This brings us to what does this mean to you, our reader? Well, if you’re thinking about implementing workflow as a developer, prepare yourself for the feedback loop. If you’re an Alfresco customer, what can you do to expedite this cycle? First, work on your requirements for the “To Be” process ahead of engaging your integrator. Second, don’t try to implement your existing broken process! I always tell folks to start small, get a quick win and build upon that. This seems obvious, but more often than not, folks request complex processes. These are not very easy to implement and usually do not facilitate user adoption or produce user satisfaction. Consider these trends before approaching the automation of business processes. Remember you cannot please everyone. Finally, be on point when it is time to test and verify. Be patient and don’t expect a perfect business process, but rather something that can work and can be built upon over time.

Case Study: Zia Consulting Delivers Rapid ROI for Leading Mortgage Wholesaler

zia-mortgage-solutions

IN THE NEWS:

Zia Consulting, Inc., the leading provider of Enterprise Content Management (ECM) and Intelligent Document Capture solutions, today released a new case study about their project with Interbank Mortgage Company–providing details on the automation solution delivered utilizing Ephesoft Smart Capture™ software as well as the exceptional results of the implementation.

View the Case Study Now.

New Whiteboard Video: Records Management + ROI

The legacy of Records Management (RM) systems is one where RM solutions have traditionally been designed for dedicated compliance officers rather than content creators, deployed in a standalone environment that is disconnected from corporate collaboration and ECM systems.
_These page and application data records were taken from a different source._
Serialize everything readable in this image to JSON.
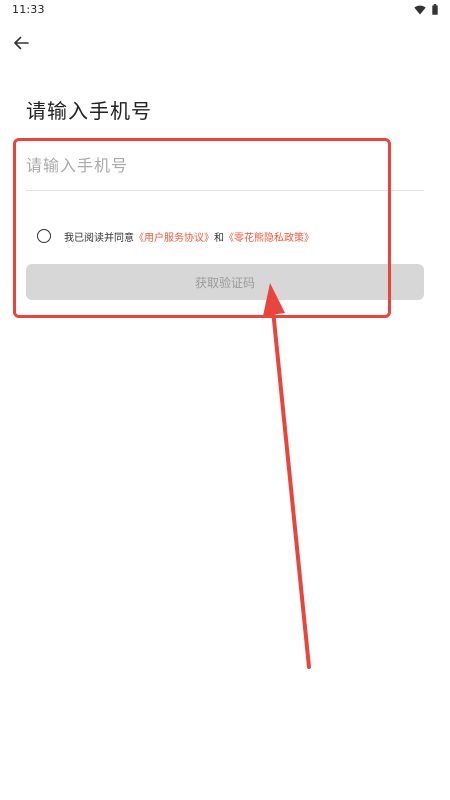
{
  "status_bar": {
    "time": "11:33"
  },
  "icons": {
    "back": "arrow-left-icon",
    "wifi": "wifi-icon",
    "battery": "battery-icon"
  },
  "title": "请输入手机号",
  "phone_input": {
    "value": "",
    "placeholder": "请输入手机号"
  },
  "agreement": {
    "prefix": "我已阅读并同意",
    "link1": "《用户服务协议》",
    "conjunction": "和",
    "link2": "《零花熊隐私政策》"
  },
  "get_code_button": {
    "label": "获取验证码"
  },
  "colors": {
    "link": "#f05a3c",
    "annotation": "#e8453c",
    "button_disabled_bg": "#d7d7d7",
    "button_disabled_text": "#9a9a9a"
  }
}
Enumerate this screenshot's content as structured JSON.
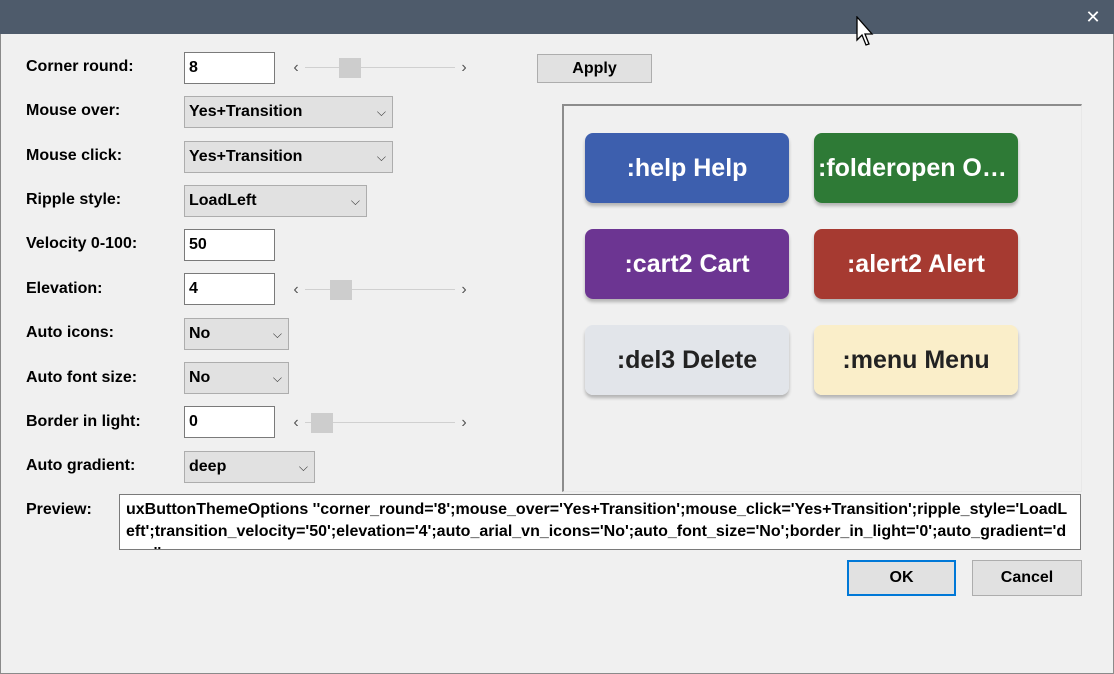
{
  "window": {
    "close_glyph": "✕"
  },
  "form": {
    "corner_round": {
      "label": "Corner round:",
      "value": "8",
      "slider": 0.22
    },
    "mouse_over": {
      "label": "Mouse over:",
      "value": "Yes+Transition"
    },
    "mouse_click": {
      "label": "Mouse click:",
      "value": "Yes+Transition"
    },
    "ripple_style": {
      "label": "Ripple style:",
      "value": "LoadLeft"
    },
    "velocity": {
      "label": "Velocity 0-100:",
      "value": "50"
    },
    "elevation": {
      "label": "Elevation:",
      "value": "4",
      "slider": 0.15
    },
    "auto_icons": {
      "label": "Auto icons:",
      "value": "No"
    },
    "auto_font_size": {
      "label": "Auto font size:",
      "value": "No"
    },
    "border_in_light": {
      "label": "Border in light:",
      "value": "0",
      "slider": 0.0
    },
    "auto_gradient": {
      "label": "Auto gradient:",
      "value": "deep"
    },
    "preview_label": "Preview:",
    "preview_text": "uxButtonThemeOptions ''corner_round='8';mouse_over='Yes+Transition';mouse_click='Yes+Transition';ripple_style='LoadLeft';transition_velocity='50';elevation='4';auto_arial_vn_icons='No';auto_font_size='No';border_in_light='0';auto_gradient='deep''"
  },
  "buttons": {
    "apply": "Apply",
    "ok": "OK",
    "cancel": "Cancel"
  },
  "arrows": {
    "left": "‹",
    "right": "›",
    "down": "⌵"
  },
  "theme_buttons": [
    {
      "label": ":help Help",
      "color": "#3d5fae",
      "text": "#ffffff"
    },
    {
      "label": ":folderopen Open",
      "color": "#2e7a36",
      "text": "#ffffff"
    },
    {
      "label": ":cart2 Cart",
      "color": "#6c3592",
      "text": "#ffffff"
    },
    {
      "label": ":alert2 Alert",
      "color": "#a63a31",
      "text": "#ffffff"
    },
    {
      "label": ":del3 Delete",
      "color": "#e2e5ea",
      "text": "#222222"
    },
    {
      "label": ":menu Menu",
      "color": "#faeec9",
      "text": "#222222"
    }
  ]
}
This duplication of effort–moving documents from ECM to RM systems and back again–adds tremendous cost and complexity to the management of information within the enterprise and leads to the increased probability of non-compliance from errors during this process.

Zia provides Easy Records Management (Easy RM) Solutions that work the way you do, connecting those who are creating content with the compliance process. Easy RM incorporates the tools you use on a daily basis, reducing barriers to implementation and widespread usage. Whether it’s “in-process” records management, automated declarations of records, or intelligent rules for file plans, our Easy RM solutions simultaneously increase productivity and compliance.

This whiteboard video hosted by Zia’s SVP Phil Robinson will demonstrate how to gain a positive ROI on the Alfresco One Records Management module with Zia’s Easy RM solutions.

New Video Demo: HR “Offboarding”

For those outside the HR department, one area that is typically “hidden” when considering the cost and complexity of document processing is the “offboarding” of employees – either through termination or resignation. With both company and regulatory requirements for documentation and data, and ranging in source from Paper to Email to E-Forms, for many organizations the need for automation of “offboarding” rivals that of “onboarding”.

This demo will show:

  • Creation of “Offboarding” Case – with Dynamic Role-Based Views & Templates and Zia’s Document Assembly offering
  • Processing of Case – with Advanced Workflow, Office / Email Integration, and Annotation/Redaction
  • Employee Collaboration – featuring Alfresco One Cloud Collaboration
  • Leveraging Intelligent Capture to automate the classification & extraction processes